It is the only time in recorded history that our people
were ruled over by foreigners. The locals were so utterly
terrified of the Sikh army that they used to hide every
time the Sikhs came into view. Those that decided to resist
were met with ruthlessness. During this time, the word was
spread around that the Sikhs did not harm elderly people,
women and children and that the local men who did not wish
to earn wrath of the Sikhs should wear the garb of Punjabi
women, which was the Salwar-Kameez. At that time in our
history both men and women alike, wore only a single-robe
garment (similar to that worn by the Arabs) and the Sikhs
would not harm any man either when wearing the Salwar-Kameez.
So you see, our men happily
adopted the garb of Punjabi women since they were too terrified
to stand up and they have adopted the garb as being theirs'
ever since. I am very intrigued to see that you are following
in the footsteps of your ancestors by wearing the adopted
Punjabi women's garb as your own, but now go around preaching
and coercing our women as to how they should be living their
lives! I suggest that take a deep look inside yourselves,
given this historical perspective."
Aurangzeb, Wali of Swat
from 'Nishaan Nagaara', a magazine published by The Nagaara
Trust, III/2009, p. 45.
In the course of this research, the author chanced upon
a photograph (left) supposedly showing Hari Singh Nalwa
in the company of Ranjit Singh.

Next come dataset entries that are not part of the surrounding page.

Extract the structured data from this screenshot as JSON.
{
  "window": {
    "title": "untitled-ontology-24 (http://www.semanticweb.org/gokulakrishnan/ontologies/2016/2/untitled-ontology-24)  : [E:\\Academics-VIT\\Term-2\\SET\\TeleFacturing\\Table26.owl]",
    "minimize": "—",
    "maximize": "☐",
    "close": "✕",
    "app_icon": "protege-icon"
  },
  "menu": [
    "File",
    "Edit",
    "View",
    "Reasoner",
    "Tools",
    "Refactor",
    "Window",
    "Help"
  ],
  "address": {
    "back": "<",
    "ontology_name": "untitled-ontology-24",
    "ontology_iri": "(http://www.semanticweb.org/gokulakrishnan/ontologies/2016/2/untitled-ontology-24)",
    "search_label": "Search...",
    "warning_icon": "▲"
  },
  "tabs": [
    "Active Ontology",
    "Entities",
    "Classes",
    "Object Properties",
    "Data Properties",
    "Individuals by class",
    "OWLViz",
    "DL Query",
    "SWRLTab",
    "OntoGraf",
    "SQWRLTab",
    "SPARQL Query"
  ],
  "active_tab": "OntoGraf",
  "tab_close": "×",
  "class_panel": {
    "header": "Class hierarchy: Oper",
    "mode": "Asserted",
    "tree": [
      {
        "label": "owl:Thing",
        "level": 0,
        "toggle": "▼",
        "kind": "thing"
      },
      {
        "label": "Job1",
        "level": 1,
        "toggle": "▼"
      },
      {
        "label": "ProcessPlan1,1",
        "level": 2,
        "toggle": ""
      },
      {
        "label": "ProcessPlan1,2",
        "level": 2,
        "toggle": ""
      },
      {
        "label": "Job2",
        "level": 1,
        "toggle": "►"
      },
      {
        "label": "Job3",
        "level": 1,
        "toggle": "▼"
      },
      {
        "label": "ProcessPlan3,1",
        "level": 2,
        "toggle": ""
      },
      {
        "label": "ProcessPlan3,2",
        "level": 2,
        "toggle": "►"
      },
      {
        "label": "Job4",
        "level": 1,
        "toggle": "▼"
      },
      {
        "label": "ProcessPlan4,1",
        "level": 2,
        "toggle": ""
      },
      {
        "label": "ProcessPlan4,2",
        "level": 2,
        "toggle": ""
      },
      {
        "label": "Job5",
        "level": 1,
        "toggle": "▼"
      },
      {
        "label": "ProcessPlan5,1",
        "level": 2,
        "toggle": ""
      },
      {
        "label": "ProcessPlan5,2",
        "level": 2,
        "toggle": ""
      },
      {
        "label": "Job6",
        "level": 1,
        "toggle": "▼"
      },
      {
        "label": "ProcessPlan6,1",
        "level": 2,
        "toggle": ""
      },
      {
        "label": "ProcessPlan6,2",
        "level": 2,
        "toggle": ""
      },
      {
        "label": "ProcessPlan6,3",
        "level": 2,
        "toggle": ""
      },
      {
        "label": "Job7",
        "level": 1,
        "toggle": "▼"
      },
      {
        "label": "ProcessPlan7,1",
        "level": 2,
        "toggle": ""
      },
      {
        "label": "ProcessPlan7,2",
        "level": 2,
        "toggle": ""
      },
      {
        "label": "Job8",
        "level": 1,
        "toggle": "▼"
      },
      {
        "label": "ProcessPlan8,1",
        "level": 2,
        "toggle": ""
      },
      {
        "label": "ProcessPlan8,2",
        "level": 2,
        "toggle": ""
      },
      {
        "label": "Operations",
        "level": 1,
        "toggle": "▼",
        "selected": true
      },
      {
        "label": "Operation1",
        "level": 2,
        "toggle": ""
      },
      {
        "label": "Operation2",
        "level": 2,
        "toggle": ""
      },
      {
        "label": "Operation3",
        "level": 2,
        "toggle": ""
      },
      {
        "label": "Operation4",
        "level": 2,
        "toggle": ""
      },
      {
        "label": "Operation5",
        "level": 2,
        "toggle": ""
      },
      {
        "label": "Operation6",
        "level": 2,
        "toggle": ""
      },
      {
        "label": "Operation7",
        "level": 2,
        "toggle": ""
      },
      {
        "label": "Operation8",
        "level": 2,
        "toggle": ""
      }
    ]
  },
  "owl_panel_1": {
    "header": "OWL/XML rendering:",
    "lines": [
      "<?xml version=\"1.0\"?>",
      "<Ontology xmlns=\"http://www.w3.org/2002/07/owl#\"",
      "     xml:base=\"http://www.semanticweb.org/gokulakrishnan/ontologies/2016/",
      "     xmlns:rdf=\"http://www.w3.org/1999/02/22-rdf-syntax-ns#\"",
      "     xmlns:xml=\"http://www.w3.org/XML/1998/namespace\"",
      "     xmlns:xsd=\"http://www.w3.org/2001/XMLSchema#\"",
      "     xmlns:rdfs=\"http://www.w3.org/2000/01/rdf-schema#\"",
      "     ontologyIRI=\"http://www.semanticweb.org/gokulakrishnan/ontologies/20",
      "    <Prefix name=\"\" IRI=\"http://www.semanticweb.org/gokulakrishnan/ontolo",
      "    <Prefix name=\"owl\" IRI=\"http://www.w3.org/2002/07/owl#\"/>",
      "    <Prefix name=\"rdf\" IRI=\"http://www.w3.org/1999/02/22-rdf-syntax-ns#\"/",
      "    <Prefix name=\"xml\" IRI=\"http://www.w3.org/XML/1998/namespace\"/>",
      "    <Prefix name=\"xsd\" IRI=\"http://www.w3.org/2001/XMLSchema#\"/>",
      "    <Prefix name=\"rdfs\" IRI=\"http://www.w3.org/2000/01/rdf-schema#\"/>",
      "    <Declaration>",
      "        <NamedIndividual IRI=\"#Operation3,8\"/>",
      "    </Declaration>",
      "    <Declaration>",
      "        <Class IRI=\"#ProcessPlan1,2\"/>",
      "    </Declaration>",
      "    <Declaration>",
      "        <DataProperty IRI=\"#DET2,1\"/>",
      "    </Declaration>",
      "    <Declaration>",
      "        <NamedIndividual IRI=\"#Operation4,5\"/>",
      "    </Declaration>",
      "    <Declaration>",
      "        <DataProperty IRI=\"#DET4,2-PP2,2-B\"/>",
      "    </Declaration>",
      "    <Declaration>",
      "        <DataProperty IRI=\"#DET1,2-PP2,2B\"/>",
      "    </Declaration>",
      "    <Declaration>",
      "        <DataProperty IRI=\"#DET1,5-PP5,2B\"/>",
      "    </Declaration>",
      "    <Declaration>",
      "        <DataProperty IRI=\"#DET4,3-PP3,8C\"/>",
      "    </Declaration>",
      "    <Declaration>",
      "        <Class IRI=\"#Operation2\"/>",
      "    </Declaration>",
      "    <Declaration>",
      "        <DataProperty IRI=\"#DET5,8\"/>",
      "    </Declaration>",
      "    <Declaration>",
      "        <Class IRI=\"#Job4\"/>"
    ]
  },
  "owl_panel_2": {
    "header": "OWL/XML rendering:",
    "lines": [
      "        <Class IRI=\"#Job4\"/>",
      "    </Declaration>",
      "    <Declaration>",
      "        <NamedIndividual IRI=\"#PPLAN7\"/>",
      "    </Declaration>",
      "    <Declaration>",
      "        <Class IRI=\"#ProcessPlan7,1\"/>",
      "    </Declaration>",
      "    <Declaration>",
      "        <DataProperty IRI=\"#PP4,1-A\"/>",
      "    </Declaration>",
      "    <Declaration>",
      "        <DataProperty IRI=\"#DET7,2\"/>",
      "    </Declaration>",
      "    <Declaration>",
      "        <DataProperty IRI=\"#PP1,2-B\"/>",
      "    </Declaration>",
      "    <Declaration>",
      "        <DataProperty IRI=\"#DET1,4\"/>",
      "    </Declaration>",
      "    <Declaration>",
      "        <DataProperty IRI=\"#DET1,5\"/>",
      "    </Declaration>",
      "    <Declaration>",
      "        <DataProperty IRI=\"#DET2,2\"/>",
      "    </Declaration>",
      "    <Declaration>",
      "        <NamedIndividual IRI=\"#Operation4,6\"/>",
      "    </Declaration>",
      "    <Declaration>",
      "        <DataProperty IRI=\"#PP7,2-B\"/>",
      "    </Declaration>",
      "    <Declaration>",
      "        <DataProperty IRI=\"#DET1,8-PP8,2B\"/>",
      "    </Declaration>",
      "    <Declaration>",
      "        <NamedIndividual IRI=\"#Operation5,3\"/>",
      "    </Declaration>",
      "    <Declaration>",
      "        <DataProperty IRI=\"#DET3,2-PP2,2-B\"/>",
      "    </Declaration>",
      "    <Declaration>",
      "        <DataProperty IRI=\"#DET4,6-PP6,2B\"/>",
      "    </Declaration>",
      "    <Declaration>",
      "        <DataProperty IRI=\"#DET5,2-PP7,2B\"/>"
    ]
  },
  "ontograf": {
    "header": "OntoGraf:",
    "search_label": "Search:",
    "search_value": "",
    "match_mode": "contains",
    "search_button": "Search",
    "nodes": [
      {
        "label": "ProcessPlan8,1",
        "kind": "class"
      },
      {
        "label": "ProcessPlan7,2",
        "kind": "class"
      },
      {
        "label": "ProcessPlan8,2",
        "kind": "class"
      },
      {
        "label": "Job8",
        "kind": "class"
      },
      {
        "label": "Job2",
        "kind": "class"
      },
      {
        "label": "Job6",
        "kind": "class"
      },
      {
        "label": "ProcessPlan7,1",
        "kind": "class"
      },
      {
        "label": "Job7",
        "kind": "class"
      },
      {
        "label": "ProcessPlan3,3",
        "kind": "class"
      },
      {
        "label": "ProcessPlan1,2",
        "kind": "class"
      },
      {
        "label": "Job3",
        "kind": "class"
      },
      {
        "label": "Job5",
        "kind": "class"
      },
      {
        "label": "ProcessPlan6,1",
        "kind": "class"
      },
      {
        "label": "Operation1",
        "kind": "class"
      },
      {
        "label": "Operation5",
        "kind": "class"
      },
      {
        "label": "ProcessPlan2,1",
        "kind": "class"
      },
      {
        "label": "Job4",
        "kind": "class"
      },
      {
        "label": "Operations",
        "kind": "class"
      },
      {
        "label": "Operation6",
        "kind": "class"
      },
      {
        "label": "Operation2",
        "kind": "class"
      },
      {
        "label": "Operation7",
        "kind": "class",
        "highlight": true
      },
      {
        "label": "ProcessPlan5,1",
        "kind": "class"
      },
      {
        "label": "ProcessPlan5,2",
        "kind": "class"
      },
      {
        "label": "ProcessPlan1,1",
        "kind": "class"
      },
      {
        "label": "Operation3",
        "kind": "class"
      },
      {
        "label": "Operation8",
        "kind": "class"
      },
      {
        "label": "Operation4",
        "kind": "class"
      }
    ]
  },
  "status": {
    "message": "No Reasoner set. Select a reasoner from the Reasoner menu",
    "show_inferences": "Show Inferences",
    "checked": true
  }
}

The legend accompanying
this photograph on display in a leading New Delhi gurdwara
read, "A rare photograph of AD1808 while doing war
between Maharaja Ranjit Singh and British Empire. Standing
bodyguard: Sardar Hari Singh Nalwa, Faqir Azurrudin (Aziz-ud-din)
Sitting: Lord Jangi Laat, Maharaja Ranjit Singh, Lord Ripin
(Ripon, Viceroy)." That this was not a photograph of
Hari Singh Nalwa was clear from chronology of events. Hari
Singh Nalwa died in 1837 at the age of 46. The supposed
Hari Singh Nalwa in the picture was a young man. Though
the earliest camera adapted to making a permanent image
was developed in the 1820s, photography was first used in
India in 1840. Moreover, the dress of those featured in
the photograph did not bear resemblance to the mode of the
Sikhs. The photograph in question features Sher Ali, son
of Dost Mohammed Khan, two of his advisors and four firangis.
Amir Sher Ali Khan ruled for two spells, from 1863-66 and
again from 1868-79. The two Afghans standing next to each
other, on each side of and behind Sher Ali were mistaken
for Hari Singh Nalwa and Fakir Aziz-ud-din.
Complicity of Gulab Singh
The year Hari Singh Nalwa was killed in the Battle of Jamrud,
the author of Tawarikh Guru Khalsa, Giani Gian
Singh, was aged fifteen. Ranjit Singh had appointed the
young lad to read out the Holy Scriptures to him.
Some people believed that there was antagonism between the
Jammu Dogras and Hari Singh. The revenue collection of Peshawar
was in the hands of Gulab Singh Dogra. Yar Mohammed of Peshawar
owed thirteen and a half lakh rupees to the Lahore Darbar.
Gulab Singh colluded with the Khan. In the Battle of Jamrud,
when Sardar Hari Singh was driving the enemy ahead of him,
one of Gulab Singh's men in the Sikh Army shot the Sardar
in the back, from behind. The Sardar stooped over the neck
of his horse. At the time people merely suspected Gulab
Singh, but when he forgave Yar Mohammed's dues--his
complicity became more apparent. Bijay Singh Dogra revealed
this information. The Sikhs were greatly pained. Following
this, at Gulab Singh's specific request Ranjit Singh granted
him Hari Singh's territory. On seeing the treatment meted
out to a great Sardar who had conquered so many lands for
the Lahore Darbar, many Sikh Sardars were disheartened.
Following the death of Sardar Hari Singh Nalwa, no further
conquest was made in the direction of the North West Frontier.
(Giani Gian Singh 19th cent.: 390)